Every week, new celebrities add their names to the list of people who have been hacked by British newspapers. As the Leveson inquiry continues in London, many of them are testifying this week. But after what happened to some anonymous families, can we really have sympathy for them?
« I was absolutely crestfallen when the phone-hacking scandal broke here in England and my name wasn’t mentioned once ». This is how Noel Gallagher, best known for being the former impresario of British rock band Oasis, reacted last week, after a list of hacked celebrities was published. Although Gallagher has been known for years for being quite impulsive and for never sparing with big declarations, he might have a point. He might be reassured by what Alan McGee, the former head of Creation Records, who signed Oasis in 1993, suggests: “If I am on the list, then personally I find it impossible to think that people like Noel and Liam [Gallagher, brother of Noel, and former member of Oasis before the group split up in 2009] won’t be too as more names are revealed”.
The phone hacking was thought to be limited to politicians, to the Royal Family and some celebrities up to last July, when it was revealed that the Murdoch based tabloid, News of the World, had illegally listened the phone of the murdered schoolgirl, Milly Dowler, in 2002. These revelations drove the tabloid to close down.“Sense Of Decency”
Since then, there has not been a single week without new revelations on celebrities whose phone’s had been hacked. Actors Jude Law and Hugh Grant, author JK Rowling, comedian Steve Coogan, whose names have been in a list of sixty alleged people, have already or will be testifying this week, in Central London, as the inquiry lead by Lord Justice Leveson continues. This trial is, as Leveson defines it, “not only about the tabloids”, but considers a real issue on the ethics and the practise of the press in general.
Actor Hugh Grant testified on Monday, and seemed rather annoyed at the tabloid The Mail On Sunday, which released a story on in love life in 2007, accusing it to have hacked his voicemail, because it was the only way they could have gotten the information. He also accused The Sun or The Daily Express to have paid hospital staff to get some medical records.
During his testimony, Grant also stated: « No British citizen would expect their medical records to be made public, or to be appropriated by newspapers for commercial profit. I think that’s fundamental to our British sense of decency ».
But what is the most relevant is how some people react to this story. For instance, after Grant’s testimony was reported, CNN news host Piers Morgan shared a tweet, saying: « I do hope Nelson Mandela was watching Hugh Grant today, so he now understands what real persecution is all about ».
The irony from Morgan tweet is certainly the best way to sum up the whole thing. On one hand, we have a family, who learns that journalist were accessing the phone of their dead 12-year-old girl and, on the other hand, we have an annoyed Hollywood movie star complaining because his sex matters were doing the headlines of some tabloids read by inattentive readers sat on the train on their way to work.

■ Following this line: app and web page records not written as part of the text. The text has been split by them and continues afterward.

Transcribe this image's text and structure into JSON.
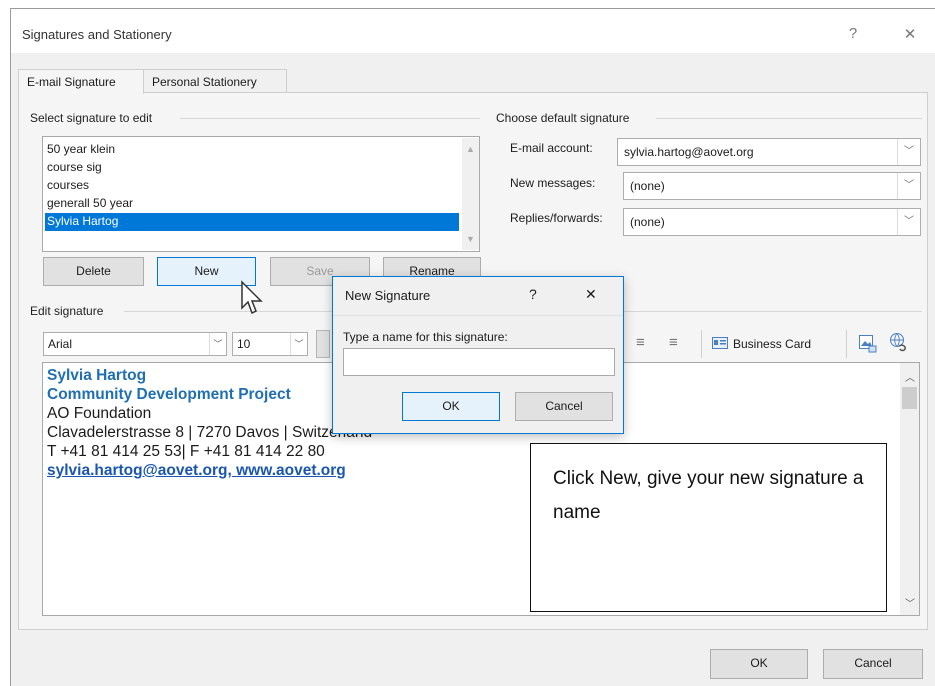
{
  "window": {
    "title": "Signatures and Stationery",
    "help_glyph": "?",
    "close_glyph": "✕"
  },
  "tabs": [
    {
      "label": "E-mail Signature",
      "active": true
    },
    {
      "label": "Personal Stationery",
      "active": false
    }
  ],
  "select_signature": {
    "group_label": "Select signature to edit",
    "items": [
      "50 year klein",
      "course sig",
      "courses",
      "generall 50 year",
      "Sylvia Hartog"
    ],
    "selected": "Sylvia Hartog"
  },
  "buttons": {
    "delete": "Delete",
    "new": "New",
    "save": "Save",
    "rename": "Rename"
  },
  "default_signature": {
    "group_label": "Choose default signature",
    "email_account_label": "E-mail account:",
    "email_account_value": "sylvia.hartog@aovet.org",
    "new_messages_label": "New messages:",
    "new_messages_value": "(none)",
    "replies_label": "Replies/forwards:",
    "replies_value": "(none)"
  },
  "edit_signature": {
    "group_label": "Edit signature",
    "font": "Arial",
    "size": "10",
    "business_card": "Business Card",
    "lines": [
      "Sylvia Hartog",
      "Community Development Project",
      "AO Foundation",
      "Clavadelerstrasse 8 | 7270 Davos | Switzerland",
      "T +41 81 414 25 53| F +41 81 414 22 80",
      "sylvia.hartog@aovet.org, www.aovet.org"
    ]
  },
  "new_signature_dialog": {
    "title": "New Signature",
    "help_glyph": "?",
    "close_glyph": "✕",
    "prompt": "Type a name for this signature:",
    "input_value": "",
    "ok": "OK",
    "cancel": "Cancel"
  },
  "footer": {
    "ok": "OK",
    "cancel": "Cancel"
  },
  "annotation": {
    "text": "Click New, give your new signature a name"
  },
  "colors": {
    "accent": "#0078d7",
    "signature_blue": "#1f6fb2"
  }
}
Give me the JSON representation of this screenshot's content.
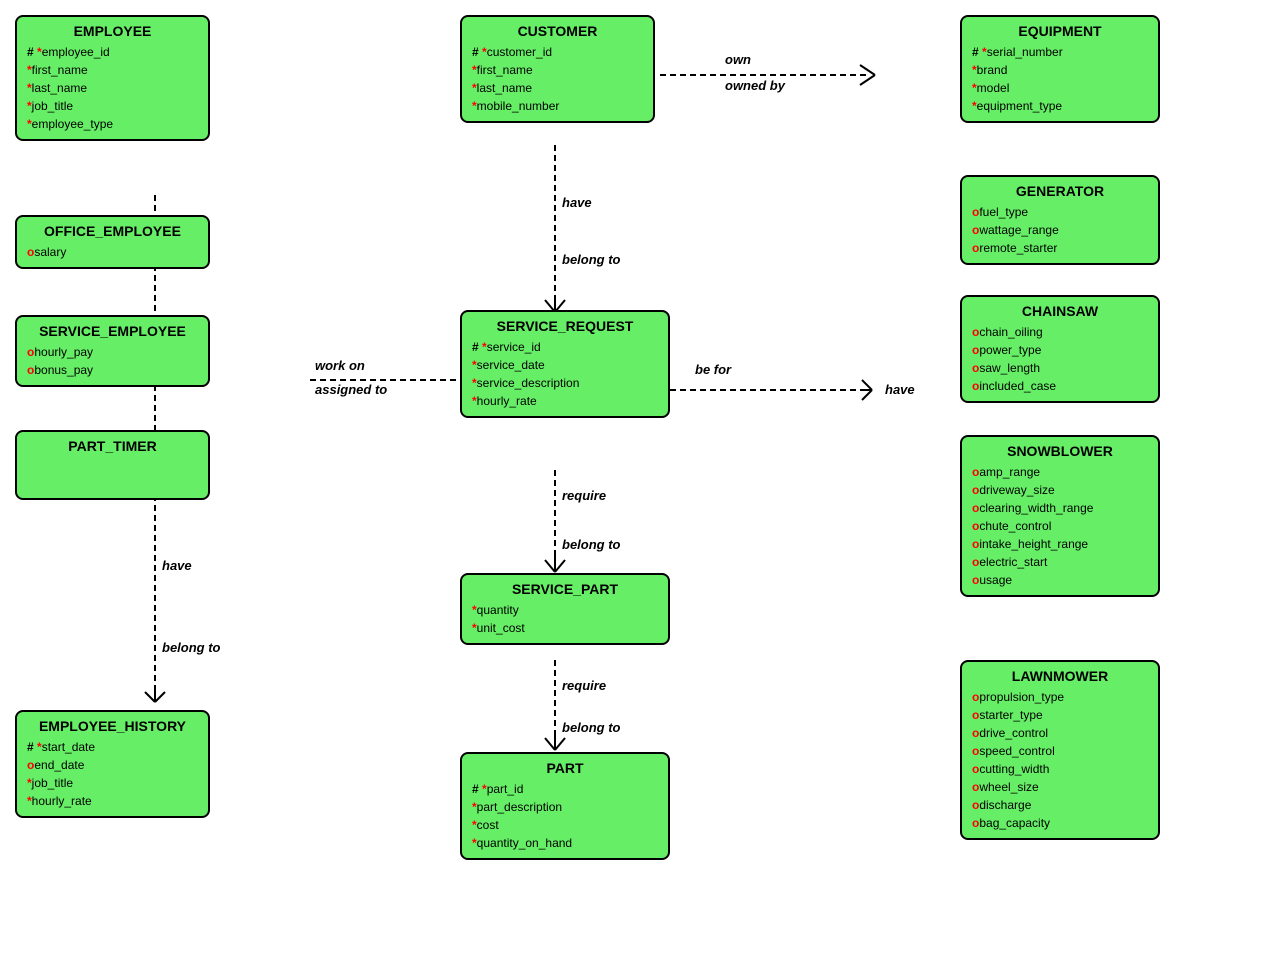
{
  "entities": {
    "employee": {
      "title": "EMPLOYEE",
      "fields": [
        {
          "type": "pk_required",
          "name": "employee_id"
        },
        {
          "type": "required",
          "name": "first_name"
        },
        {
          "type": "required",
          "name": "last_name"
        },
        {
          "type": "required",
          "name": "job_title"
        },
        {
          "type": "required",
          "name": "employee_type"
        }
      ]
    },
    "office_employee": {
      "title": "OFFICE_EMPLOYEE",
      "fields": [
        {
          "type": "optional",
          "name": "salary"
        }
      ]
    },
    "service_employee": {
      "title": "SERVICE_EMPLOYEE",
      "fields": [
        {
          "type": "optional",
          "name": "hourly_pay"
        },
        {
          "type": "optional",
          "name": "bonus_pay"
        }
      ]
    },
    "part_timer": {
      "title": "PART_TIMER",
      "fields": []
    },
    "employee_history": {
      "title": "EMPLOYEE_HISTORY",
      "fields": [
        {
          "type": "pk_required",
          "name": "start_date"
        },
        {
          "type": "optional",
          "name": "end_date"
        },
        {
          "type": "required",
          "name": "job_title"
        },
        {
          "type": "required",
          "name": "hourly_rate"
        }
      ]
    },
    "customer": {
      "title": "CUSTOMER",
      "fields": [
        {
          "type": "pk_required",
          "name": "customer_id"
        },
        {
          "type": "required",
          "name": "first_name"
        },
        {
          "type": "required",
          "name": "last_name"
        },
        {
          "type": "required",
          "name": "mobile_number"
        }
      ]
    },
    "service_request": {
      "title": "SERVICE_REQUEST",
      "fields": [
        {
          "type": "pk_required",
          "name": "service_id"
        },
        {
          "type": "required",
          "name": "service_date"
        },
        {
          "type": "required",
          "name": "service_description"
        },
        {
          "type": "required",
          "name": "hourly_rate"
        }
      ]
    },
    "service_part": {
      "title": "SERVICE_PART",
      "fields": [
        {
          "type": "required",
          "name": "quantity"
        },
        {
          "type": "required",
          "name": "unit_cost"
        }
      ]
    },
    "part": {
      "title": "PART",
      "fields": [
        {
          "type": "pk_required",
          "name": "part_id"
        },
        {
          "type": "required",
          "name": "part_description"
        },
        {
          "type": "required",
          "name": "cost"
        },
        {
          "type": "required",
          "name": "quantity_on_hand"
        }
      ]
    },
    "equipment": {
      "title": "EQUIPMENT",
      "fields": [
        {
          "type": "pk_required",
          "name": "serial_number"
        },
        {
          "type": "required",
          "name": "brand"
        },
        {
          "type": "required",
          "name": "model"
        },
        {
          "type": "required",
          "name": "equipment_type"
        }
      ]
    },
    "generator": {
      "title": "GENERATOR",
      "fields": [
        {
          "type": "optional",
          "name": "fuel_type"
        },
        {
          "type": "optional",
          "name": "wattage_range"
        },
        {
          "type": "optional",
          "name": "remote_starter"
        }
      ]
    },
    "chainsaw": {
      "title": "CHAINSAW",
      "fields": [
        {
          "type": "optional",
          "name": "chain_oiling"
        },
        {
          "type": "optional",
          "name": "power_type"
        },
        {
          "type": "optional",
          "name": "saw_length"
        },
        {
          "type": "optional",
          "name": "included_case"
        }
      ]
    },
    "snowblower": {
      "title": "SNOWBLOWER",
      "fields": [
        {
          "type": "optional",
          "name": "amp_range"
        },
        {
          "type": "optional",
          "name": "driveway_size"
        },
        {
          "type": "optional",
          "name": "clearing_width_range"
        },
        {
          "type": "optional",
          "name": "chute_control"
        },
        {
          "type": "optional",
          "name": "intake_height_range"
        },
        {
          "type": "optional",
          "name": "electric_start"
        },
        {
          "type": "optional",
          "name": "usage"
        }
      ]
    },
    "lawnmower": {
      "title": "LAWNMOWER",
      "fields": [
        {
          "type": "optional",
          "name": "propulsion_type"
        },
        {
          "type": "optional",
          "name": "starter_type"
        },
        {
          "type": "optional",
          "name": "drive_control"
        },
        {
          "type": "optional",
          "name": "speed_control"
        },
        {
          "type": "optional",
          "name": "cutting_width"
        },
        {
          "type": "optional",
          "name": "wheel_size"
        },
        {
          "type": "optional",
          "name": "discharge"
        },
        {
          "type": "optional",
          "name": "bag_capacity"
        }
      ]
    }
  },
  "relations": {
    "own": "own",
    "owned_by": "owned by",
    "have_customer": "have",
    "belong_to_customer": "belong to",
    "be_for": "be for",
    "have_equipment": "have",
    "work_on": "work on",
    "assigned_to": "assigned to",
    "have_employee": "have",
    "belong_to_employee": "belong to",
    "require_service": "require",
    "belong_to_service": "belong to",
    "require_part": "require",
    "belong_to_part": "belong to"
  }
}
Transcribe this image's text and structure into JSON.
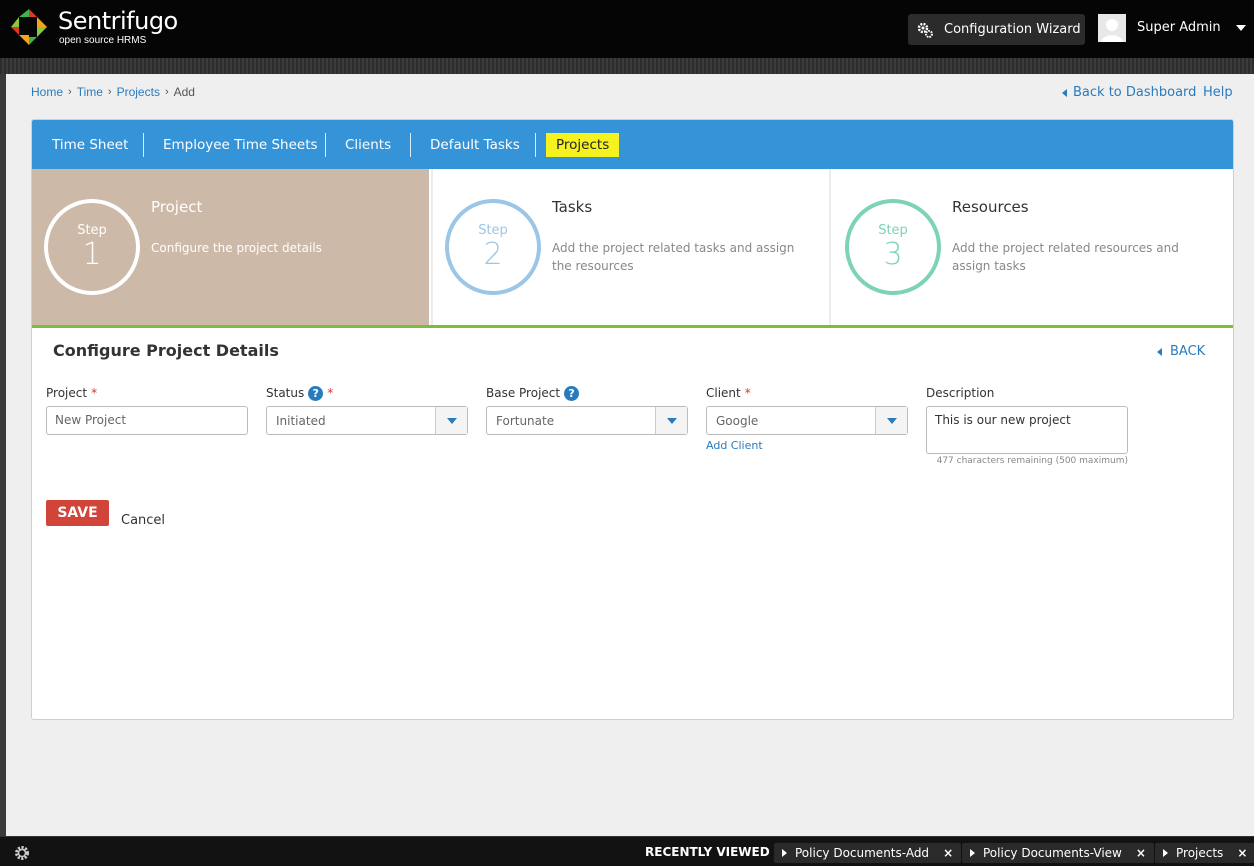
{
  "header": {
    "brand": "Sentrifugo",
    "brand_sub": "open source HRMS",
    "wizard_label": "Configuration Wizard",
    "user_name": "Super Admin"
  },
  "breadcrumb": {
    "home": "Home",
    "time": "Time",
    "projects": "Projects",
    "current": "Add"
  },
  "top_links": {
    "back_to_dashboard": "Back to Dashboard",
    "help": "Help"
  },
  "tabs": [
    {
      "label": "Time Sheet"
    },
    {
      "label": "Employee Time Sheets"
    },
    {
      "label": "Clients"
    },
    {
      "label": "Default Tasks"
    },
    {
      "label": "Projects",
      "active": true
    }
  ],
  "steps": [
    {
      "step_label": "Step",
      "number": "1",
      "title": "Project",
      "description": "Configure the project details"
    },
    {
      "step_label": "Step",
      "number": "2",
      "title": "Tasks",
      "description": "Add the project related tasks and assign the resources"
    },
    {
      "step_label": "Step",
      "number": "3",
      "title": "Resources",
      "description": "Add the project related resources and assign tasks"
    }
  ],
  "form": {
    "title": "Configure Project Details",
    "back_label": "BACK",
    "project_label": "Project",
    "project_placeholder": "New Project",
    "status_label": "Status",
    "status_value": "Initiated",
    "base_project_label": "Base Project",
    "base_project_value": "Fortunate",
    "client_label": "Client",
    "client_value": "Google",
    "add_client": "Add Client",
    "description_label": "Description",
    "description_value": "This is our new project",
    "chars_remaining": "477 characters remaining (500 maximum)",
    "required_mark": "*",
    "help_mark": "?",
    "save_label": "SAVE",
    "cancel_label": "Cancel"
  },
  "footer": {
    "recently_viewed": "RECENTLY VIEWED",
    "items": [
      {
        "label": "Policy Documents-Add"
      },
      {
        "label": "Policy Documents-View"
      },
      {
        "label": "Projects"
      }
    ],
    "close_glyph": "×"
  },
  "colors": {
    "tab_bar": "#3593d8",
    "active_tab": "#f6f21f",
    "step1_bg": "#cdb9a8",
    "save": "#d0443a",
    "progress_line": "#7cbd3a"
  }
}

And that is also why Noel Gallagher’s reaction is quite funny. When you know the guy, you know he is being quite ironic and shows how ridiculous the celebrities’ reactions are. By saying “I’m not even worthy to have my fucking phone hacked. And Steve Coogan is. It is fucking over », Gallagher stresses on the ego aspect of the celebrities, who, certainly, are not that unhappy about being targeted by the tabloids. Come on, what is better than a little publicity, a good excuse to go to court (meaning to get some easy money out of it) and to be reassured on your popularity rate?
The McCains Heard This Wednesday
But there are not only celebrities who are looking for some light out of this very dark issue. After the celebs talked earlier this week, a new aspect on the inquiry came up on Wednesday when the McCanns, the parents of Madeleine, reported missing in 2007, came to the hearings in London to share their experience of the media. The couple has been in many magazine covers these last four years, because their story was so sympathetic. A little girl disappeared, it could have happened to any parent. Then, other elements came up and the nice and pathetic couple became the irresponsible parents, accused of hiding the accidental murder of their own daughter and in a race for fame. They talked about the harassment they were victims of during this time although it is not the first time they speak of the “frustration”. They also specified that this important involvement of the media certainly did not help in the process of finding their daughter. Not only have the McCanns been very fond of the media, they also released a book last May, called Madeleine. Everybody remembers how the McCanns haters called to fraud when the book came out – but nevertheless, the couple perfectly illustrates the feeling that wriggles out of all of this. They stick in the middle. They are not celebrities but are famous, and they strongly feel the media are responsible for the multiple failed attempts to find their girl. They are understood by some and hated by others. But still, their story is more heartbreaking than a hypothetic hanky-panky between two actors.
The celebrities should try to step aside for once, and not consider themselves victims. Sure, their testimony might be useful and it can help the Leveson inquiry to come to a fair end. If it is the case, that would be a great achievement. If not, well, who doubts they will go back to their peaceful and luxurious life, with only fearing to be heard in the case of some “forbidden” phone calls.